The Qur’an also holds the original male-female human pair equally responsible for taking a different decision than Allah had advised, saying "Then the two of them ate of the fruit." (Qur’an 20: 115-21) By eliminating the question of Original Sin, and the concept that humanity was kicked out of the Garden of Eden because of "the woman," the Qur’an established an alternative paradigm for male-female relationships. "Among His signs is this: that He created for you mates (Zawj) amongst yourselves (males as mates for females, and vice- versa), that you may dwell in tranquility with them, and He has put affection and mercy between your hearts …" (Qur’an 30:21) Therefore, any family system that perpetuates an unequal status between husband and wife transgresses the bounds set by Allah Himself in maintaining healthy and balanced relationships.
But here we are caught in a very sad situation. Most Muslims say that they uphold the Qur’an as their primary source of all social standards and ethics, yet when it comes to actual practice it seems that so- called "cultural traditions" are more influential in determining how we conduct our lives. Nowhere is this more noticeable than in the treatment of women. Traditional attitudes and values, driven by androcentric political and cultural considerations and bound by limited contextual interpretations of certain words in the Qur’an, have been exploited to permit violence against women in families. Proponents of such abuse forget that the Qur’an transcends time and place, and was divinely revealed as an expression of eternal social values. Equality and justice are human realities, not fiction; and when human reality is out of sync with these eternal values, the result is great sorrow, misery and violence.
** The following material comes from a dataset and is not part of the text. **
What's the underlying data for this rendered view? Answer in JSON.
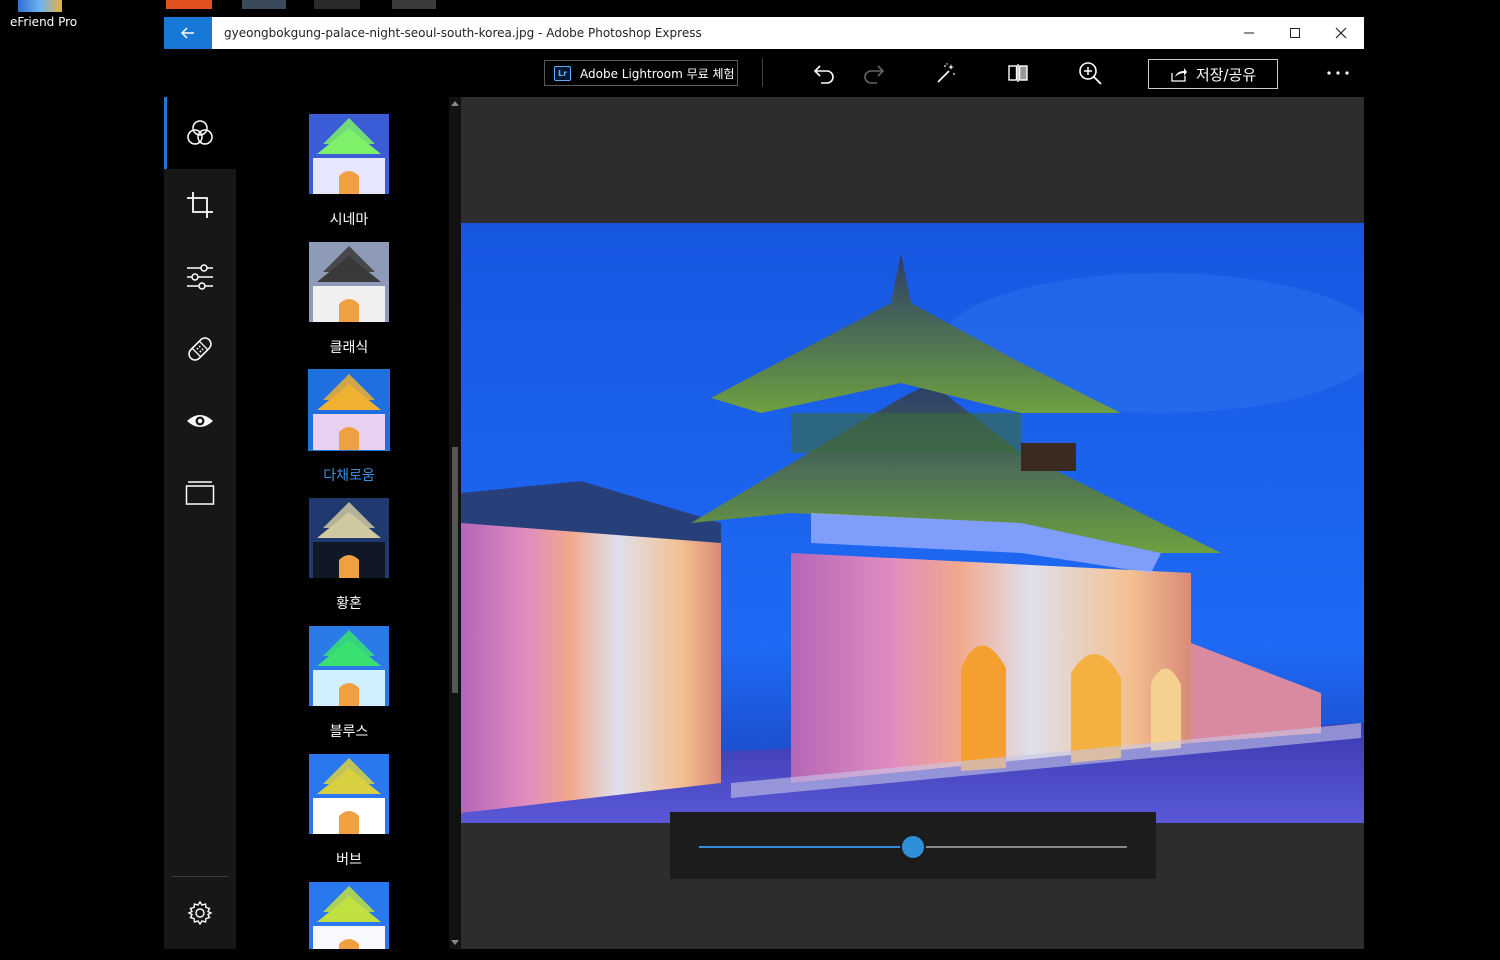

Consequently, the prevailing patriarchal family system that dominates in Muslim countries does not reflect the Islamic worldview on couple and family relationships in the light of current Qur’anic knowledge and Prophetic traditions and is in urgent need of critical reexamination. To continue to perpetuate culturally driven traditionalist views on gender relationships harbours the potential for even greater physical, psychological and emotional harm to the entire Muslim family. It can even result in the assimilation of Muslim family ideals into prevailing social values, without an understanding or awareness of ensuing and irreversible consequences.
I believe that implementing the preventive and restorative measures taught in the Qur’an will go a long way in addressing the growing issue of domestic violence and disunity. To that end, our top priority should be the education (or, perhaps, re-education) of the Muslim community. Violence is a learned behaviour, and unlike Freud or Darwin’s theories of the animal in us, we cannot make the excuse, "I cannot help it." The Qur’an reminds us that our God-given faculties of cognition and behaviour are under our control. It is our responsibility not to cause harm to others; thus, abusive Muslim men cannot blame their wives for their own actions.
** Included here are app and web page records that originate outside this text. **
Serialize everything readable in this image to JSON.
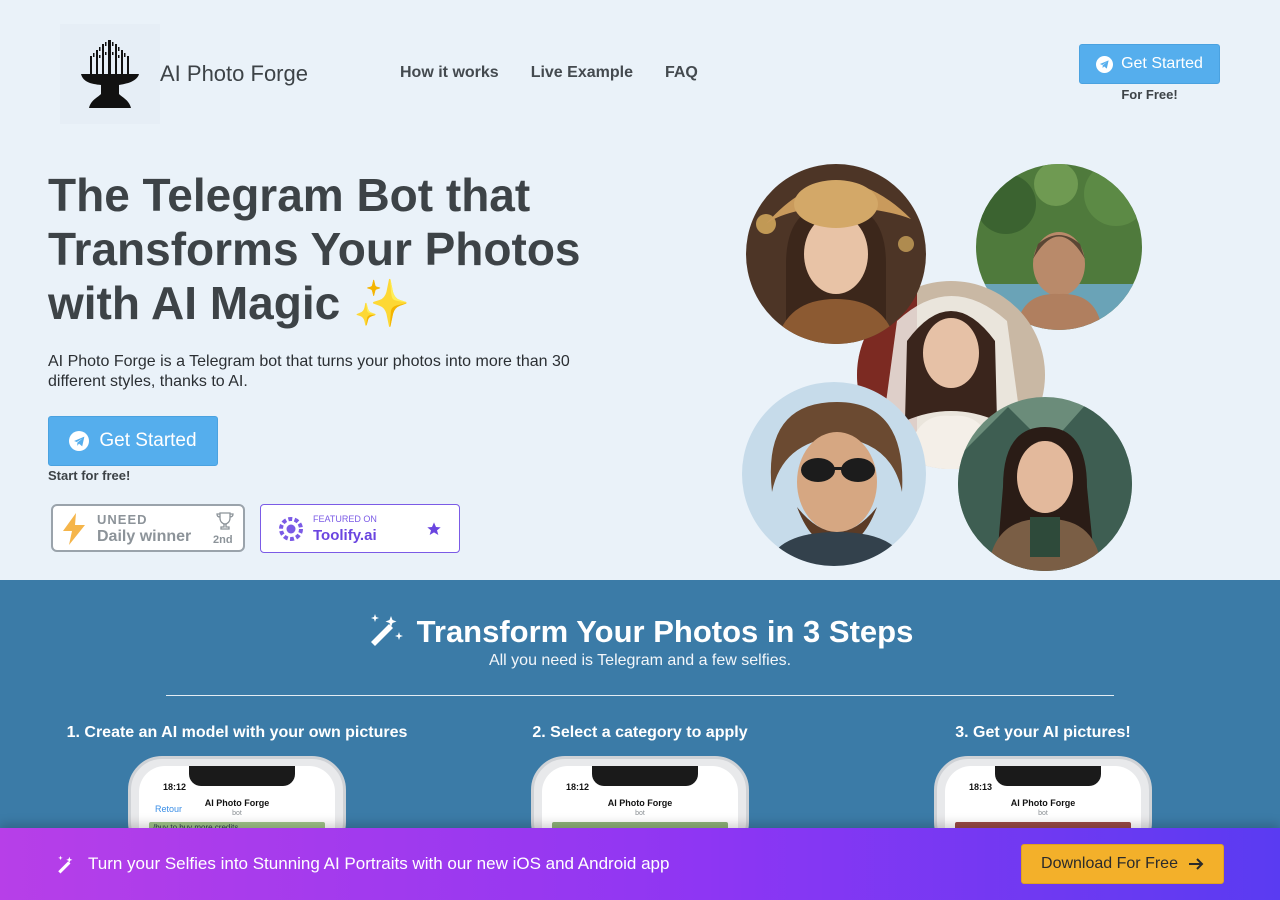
{
  "header": {
    "brand": "AI Photo Forge",
    "nav": [
      {
        "label": "How it works"
      },
      {
        "label": "Live Example"
      },
      {
        "label": "FAQ"
      }
    ],
    "cta_label": "Get Started",
    "cta_sub": "For Free!"
  },
  "hero": {
    "title_line1": "The Telegram Bot that",
    "title_line2": "Transforms Your Photos",
    "title_line3": "with AI Magic",
    "sparkle": "✨",
    "description": "AI Photo Forge is a Telegram bot that turns your photos into more than 30 different styles, thanks to AI.",
    "cta_label": "Get Started",
    "cta_sub": "Start for free!"
  },
  "badges": {
    "uneed": {
      "brand": "UNEED",
      "title": "Daily winner",
      "rank": "2nd"
    },
    "toolify": {
      "small": "FEATURED ON",
      "big": "Toolify.ai"
    }
  },
  "steps": {
    "title": "Transform Your Photos in 3 Steps",
    "subtitle": "All you need is Telegram and a few selfies.",
    "items": [
      {
        "label": "1. Create an AI model with your own pictures",
        "time": "18:12",
        "chat_name": "AI Photo Forge",
        "chat_sub": "bot",
        "back": "Retour",
        "line": "/buy to buy more credits"
      },
      {
        "label": "2. Select a category to apply",
        "time": "18:12",
        "chat_name": "AI Photo Forge",
        "chat_sub": "bot",
        "back": "",
        "line": ""
      },
      {
        "label": "3. Get your AI pictures!",
        "time": "18:13",
        "chat_name": "AI Photo Forge",
        "chat_sub": "bot",
        "back": "",
        "line": ""
      }
    ]
  },
  "banner": {
    "text": "Turn your Selfies into Stunning AI Portraits with our new iOS and Android app",
    "cta_label": "Download For Free"
  },
  "colors": {
    "accent": "#55aeed",
    "steps_bg": "#3b7ba7",
    "banner_start": "#b73fe8",
    "banner_end": "#5a3bf2",
    "banner_btn": "#f3b02a"
  }
}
Finally, we arrive at the inescapable fact that the Prophet Muhammad vehemently disapproved of men hitting women, (or vice-versa!) and that he never in his entire life hit any woman or child. In his last Khutba (or sermon), he advised men "to be kind to women — you have rights over your wives, and they have rights over you." He also said, "Treat your women well and be kind to them, for they are your partners and committed helpers."
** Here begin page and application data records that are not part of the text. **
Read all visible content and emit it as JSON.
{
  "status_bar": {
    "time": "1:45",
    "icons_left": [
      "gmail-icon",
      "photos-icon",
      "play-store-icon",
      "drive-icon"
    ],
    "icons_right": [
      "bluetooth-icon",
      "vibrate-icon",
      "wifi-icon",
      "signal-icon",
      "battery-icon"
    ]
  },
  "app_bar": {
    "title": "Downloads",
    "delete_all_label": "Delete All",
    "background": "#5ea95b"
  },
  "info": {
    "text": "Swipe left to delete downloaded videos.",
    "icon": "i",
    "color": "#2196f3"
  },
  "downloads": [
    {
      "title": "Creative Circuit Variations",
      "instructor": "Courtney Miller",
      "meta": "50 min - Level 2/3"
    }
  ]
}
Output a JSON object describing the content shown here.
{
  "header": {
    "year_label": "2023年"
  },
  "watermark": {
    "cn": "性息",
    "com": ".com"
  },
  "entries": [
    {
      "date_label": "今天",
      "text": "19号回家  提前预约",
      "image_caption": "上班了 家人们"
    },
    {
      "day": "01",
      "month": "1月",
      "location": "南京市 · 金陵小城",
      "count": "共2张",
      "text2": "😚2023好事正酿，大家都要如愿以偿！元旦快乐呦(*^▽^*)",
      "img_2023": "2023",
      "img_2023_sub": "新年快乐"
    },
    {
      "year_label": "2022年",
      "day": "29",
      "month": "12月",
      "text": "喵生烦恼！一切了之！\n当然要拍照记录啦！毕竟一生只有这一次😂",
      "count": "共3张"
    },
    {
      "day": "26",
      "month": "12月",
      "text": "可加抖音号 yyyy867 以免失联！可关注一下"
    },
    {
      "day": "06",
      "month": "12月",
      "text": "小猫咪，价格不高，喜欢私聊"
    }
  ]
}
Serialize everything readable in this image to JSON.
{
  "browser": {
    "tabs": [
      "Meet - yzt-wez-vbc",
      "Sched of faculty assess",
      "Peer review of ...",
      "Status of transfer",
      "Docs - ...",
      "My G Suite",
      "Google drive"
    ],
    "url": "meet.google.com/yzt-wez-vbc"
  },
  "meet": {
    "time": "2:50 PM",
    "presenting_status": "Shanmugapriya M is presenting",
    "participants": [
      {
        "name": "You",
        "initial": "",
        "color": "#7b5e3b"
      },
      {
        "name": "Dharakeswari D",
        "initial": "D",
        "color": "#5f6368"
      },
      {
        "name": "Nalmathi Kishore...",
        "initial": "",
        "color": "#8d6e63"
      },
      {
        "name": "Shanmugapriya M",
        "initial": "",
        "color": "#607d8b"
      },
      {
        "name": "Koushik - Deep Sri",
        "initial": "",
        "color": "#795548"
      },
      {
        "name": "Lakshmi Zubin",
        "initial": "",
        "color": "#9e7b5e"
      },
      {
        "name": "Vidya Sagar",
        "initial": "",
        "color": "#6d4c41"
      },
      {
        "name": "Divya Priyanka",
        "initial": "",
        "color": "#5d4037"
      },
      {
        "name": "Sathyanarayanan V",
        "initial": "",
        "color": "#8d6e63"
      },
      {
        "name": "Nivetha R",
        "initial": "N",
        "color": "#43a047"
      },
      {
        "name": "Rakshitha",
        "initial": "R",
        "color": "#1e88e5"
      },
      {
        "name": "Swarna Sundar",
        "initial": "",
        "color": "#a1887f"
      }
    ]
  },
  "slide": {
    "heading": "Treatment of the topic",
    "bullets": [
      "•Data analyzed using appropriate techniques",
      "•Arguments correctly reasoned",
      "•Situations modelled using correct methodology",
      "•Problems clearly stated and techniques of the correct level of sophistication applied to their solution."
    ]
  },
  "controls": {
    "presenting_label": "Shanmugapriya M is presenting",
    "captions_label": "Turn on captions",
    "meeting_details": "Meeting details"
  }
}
On another occasion, he said "a strong person is not the one who can use the force of physical strength, but one who can control his/her anger."
Yet at this point in history, violence seems to have become a way of life throughout the world.
It is more important than ever that we find long-term solutions to it, especially for the vicious cycle of domestic violence. And it is my profound belief that Islam has a great deal to contribute to a lasting solution.